“A lot of people are not being told what’s happening to their children,” Capuano said.

Some parents complained they were being charged for phone calls, which made it harder for them to locate their children, according to Clark and Capuano. An ICE spokeswoman, Sarah Rodriguez, said in a statement that ICE detainees are able to call their children free of charge, once ICE has coordinated the call with HHS. The agency has not disclosed what percent of separated parents have been able to talk to their children.

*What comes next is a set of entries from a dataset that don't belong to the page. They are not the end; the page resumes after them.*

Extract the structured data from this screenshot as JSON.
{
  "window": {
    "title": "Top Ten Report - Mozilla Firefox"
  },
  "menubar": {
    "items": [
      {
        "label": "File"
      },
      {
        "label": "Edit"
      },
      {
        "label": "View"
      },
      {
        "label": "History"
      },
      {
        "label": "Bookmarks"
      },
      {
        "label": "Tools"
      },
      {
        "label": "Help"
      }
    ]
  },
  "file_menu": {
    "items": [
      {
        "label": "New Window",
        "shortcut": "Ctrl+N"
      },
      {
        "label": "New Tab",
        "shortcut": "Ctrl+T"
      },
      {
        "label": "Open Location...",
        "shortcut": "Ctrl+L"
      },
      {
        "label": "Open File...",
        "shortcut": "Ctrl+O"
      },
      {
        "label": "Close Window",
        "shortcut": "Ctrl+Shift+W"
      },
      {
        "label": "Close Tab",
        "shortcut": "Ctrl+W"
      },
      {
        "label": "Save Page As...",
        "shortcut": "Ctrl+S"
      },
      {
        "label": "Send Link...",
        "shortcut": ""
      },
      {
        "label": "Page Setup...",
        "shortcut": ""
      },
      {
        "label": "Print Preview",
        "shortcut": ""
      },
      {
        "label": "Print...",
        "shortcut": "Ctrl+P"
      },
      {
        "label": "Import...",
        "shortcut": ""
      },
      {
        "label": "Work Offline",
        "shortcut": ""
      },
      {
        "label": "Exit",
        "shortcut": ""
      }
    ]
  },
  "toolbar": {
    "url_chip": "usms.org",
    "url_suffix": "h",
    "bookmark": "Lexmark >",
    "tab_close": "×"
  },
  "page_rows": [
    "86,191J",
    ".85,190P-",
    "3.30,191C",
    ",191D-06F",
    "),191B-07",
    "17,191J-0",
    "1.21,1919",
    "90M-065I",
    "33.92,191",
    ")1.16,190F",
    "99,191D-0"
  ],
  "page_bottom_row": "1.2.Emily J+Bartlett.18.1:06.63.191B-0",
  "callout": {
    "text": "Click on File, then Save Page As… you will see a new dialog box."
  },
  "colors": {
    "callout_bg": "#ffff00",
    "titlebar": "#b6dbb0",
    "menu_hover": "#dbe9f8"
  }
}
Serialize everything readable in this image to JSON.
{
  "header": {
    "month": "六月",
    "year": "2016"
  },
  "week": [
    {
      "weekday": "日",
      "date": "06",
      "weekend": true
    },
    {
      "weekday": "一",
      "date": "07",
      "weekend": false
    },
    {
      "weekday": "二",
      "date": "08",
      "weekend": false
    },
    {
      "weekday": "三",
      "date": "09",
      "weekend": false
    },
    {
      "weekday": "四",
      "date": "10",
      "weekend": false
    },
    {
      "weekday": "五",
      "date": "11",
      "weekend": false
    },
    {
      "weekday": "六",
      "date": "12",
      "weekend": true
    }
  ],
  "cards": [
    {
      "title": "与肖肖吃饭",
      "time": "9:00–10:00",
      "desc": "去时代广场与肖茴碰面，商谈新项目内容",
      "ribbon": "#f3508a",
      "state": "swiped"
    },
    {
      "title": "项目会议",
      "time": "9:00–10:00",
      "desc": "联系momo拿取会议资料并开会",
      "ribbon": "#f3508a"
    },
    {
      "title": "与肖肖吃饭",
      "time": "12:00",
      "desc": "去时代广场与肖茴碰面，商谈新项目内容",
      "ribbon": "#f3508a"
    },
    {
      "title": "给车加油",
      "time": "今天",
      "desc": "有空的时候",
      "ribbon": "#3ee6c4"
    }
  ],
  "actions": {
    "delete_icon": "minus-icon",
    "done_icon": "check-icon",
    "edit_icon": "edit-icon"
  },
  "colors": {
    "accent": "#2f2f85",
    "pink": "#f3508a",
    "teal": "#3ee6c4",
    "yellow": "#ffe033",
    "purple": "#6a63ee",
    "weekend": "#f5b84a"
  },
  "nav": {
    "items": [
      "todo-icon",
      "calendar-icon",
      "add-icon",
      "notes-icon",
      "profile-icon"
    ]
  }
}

Sleepy border towns have been transformed into hot spots for Democrats in the past few weeks, and the visits do not appear to be slowing. While Clark and Capuano were in McAllen, another group of lawmakers, including Representative Beto O’Rourke of Texas, who is running to unseat Senator Ted Cruz, visited Tornillo, near El Paso, to inspect the “tent city” built for children there. On Thursday, a group of 19 mayors traveled to Tornillo as well, including Mayor Bill DeBlasio of New York and Los Angeles Mayor Eric Garcetti, a rumored Democratic presidential candidate in 2020. On Friday, Senator Kamala Harris of California, another potential 2020 Democratic presidential hopeful, toured a detention center in her state. And 12 members of Congress plan to fast for a day to show solidarity with the separated children, including Massachusetts lawmakers Senator Ed Markey and Representatives Joe Kennedy and Clark.

The president has accused Democrats of seizing on his separation of thousands of children from their parents, which has been widely denounced as inhumane, for their own political gain. But the president also boasted that cracking down on immigrants was a political winner for Republicans. “They want to use the issue,” Trump said of Democrats at a rally in Nevada Saturday night. “I like the issue for our election, too.”

A Republican senator accused the Trump administration of taking drastic action on immigration in order to motivate its base before the midterms.

“The administration obviously made a very large mistake,” Senator Bob Corker, a Republican from Tennessee, said on CBS’s “Face the Nation” Sunday. “I know that some in the White House want to use the immigration issue as a force to activate the base for elections.”

But a recent CBS News poll suggests that the issue is more favorable politically for Democrats than Republicans. Seventy-two percent of Americans disapprove of separating parents from their children at the border, including about half of Republicans. Eighty-four percent of Democrats and 55 percent of independents claim the issue will be a factor in their vote in the 2018 midterms, with just 43 percent of Republicans saying the same.

Clark said Democratic members of Congress have been inundated with calls from constituents who are fired up about stopping the separations. Her trip, organized by the Democratic Women’s Working Group, expanded to include male members because of the intense demand.

“All of us have received so many phone calls, so many e-mails from our constituents, and it’s so frustrating and frightening, the stories that were coming out of the border, that I’m not surprised that members wanted to come and bear witness to this and get answers to their questions,” she said.


Original story here.